‘Common Solutions to Common Problems’: Secretary General visits Israel
Addressing ways to increase dialogue and cooperation between NATO and the Mediterranean Dialogue partners, NATO Secretary General, Anders Fogh Rasmussen, visited Israel on 9 February.
During his visit, the Secretary General met Prime Minister Benjamin Netanyahu and the Deputy Prime Minister and Minister of Foreign Affairs Avigdor Liberman. Following his meeting with the Prime Minister, Rasmussen highlighted that “I am here because Israel is a highly valued member of one of our partnerships, the so-called Mediterranean Dialogue. I am here because we share security concerns and interests in counter-terrorism, countering the proliferation of nuclear weapons and other weapons of mass destruction, missile defence and energy disruption. We appreciate very much the cooperation we have with Israel, bilaterally, as well as within the Mediterranean Dialogue, and I look very much forward to developing this cooperation in the coming years. The security challenges of today cannot be successfully tackled by any country alone, so we have to cooperate and strengthen the political dialogue as well as practical cooperation."
Prime Minister Netanyahu said this was a time of great uncertainty in the region: "NATO and Israel have been cooperating for many years. We look forward to cooperating with you at all times, but especially in these times."

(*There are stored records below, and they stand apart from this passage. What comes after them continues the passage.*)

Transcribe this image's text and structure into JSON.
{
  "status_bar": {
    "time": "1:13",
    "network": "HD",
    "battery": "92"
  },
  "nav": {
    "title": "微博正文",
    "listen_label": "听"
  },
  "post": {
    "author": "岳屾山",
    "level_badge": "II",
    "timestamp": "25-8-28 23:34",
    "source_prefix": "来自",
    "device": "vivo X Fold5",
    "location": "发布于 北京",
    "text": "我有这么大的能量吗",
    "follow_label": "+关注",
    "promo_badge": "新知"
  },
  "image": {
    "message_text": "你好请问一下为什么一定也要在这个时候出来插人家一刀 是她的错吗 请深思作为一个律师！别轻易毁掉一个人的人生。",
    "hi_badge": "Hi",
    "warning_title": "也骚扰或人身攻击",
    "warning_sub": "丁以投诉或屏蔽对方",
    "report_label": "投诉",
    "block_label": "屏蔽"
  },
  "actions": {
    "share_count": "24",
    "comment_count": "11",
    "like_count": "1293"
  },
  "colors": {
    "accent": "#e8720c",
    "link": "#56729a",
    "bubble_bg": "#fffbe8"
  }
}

The Secretary General also delivered a keynote speech at the 11th Annual Herzliya Conference, which covers a wide range of security issues.
Rasmussen spoke about the future of NATO’s relations with Israel and the other Mediterranean Dialogue partners. He emphasised that the future of these relations depended on “how we define our common threats and challenges, finding common solutions and understanding that we share a common destiny.”
The Secretary General noted that the new Strategic Concept identifies a number of emerging security threats, including the proliferation of nuclear weapons and weapons of mass destruction, and terrorism. He elaborated that “we need to continue seeking common solutions” and there are “three priority areas where there is scope for improvement: political consultations, practical cooperation and operations.”
He emphasised that “I do not have illusions about NATO’s role in providing security in the region: NATO cannot solve all the problems and it never intended to do so. But we can still provide a substantial added value in the region.”
The Secretary General concluded with a broader message about increasing cooperation towards more peace and stability globally: “The foundations of regional cooperation have to be set today, in order to address the challenges of tomorrow. It is up to us to increase our efforts to bring common solutions to common problems, so that our common destiny will be one of peace and stability.”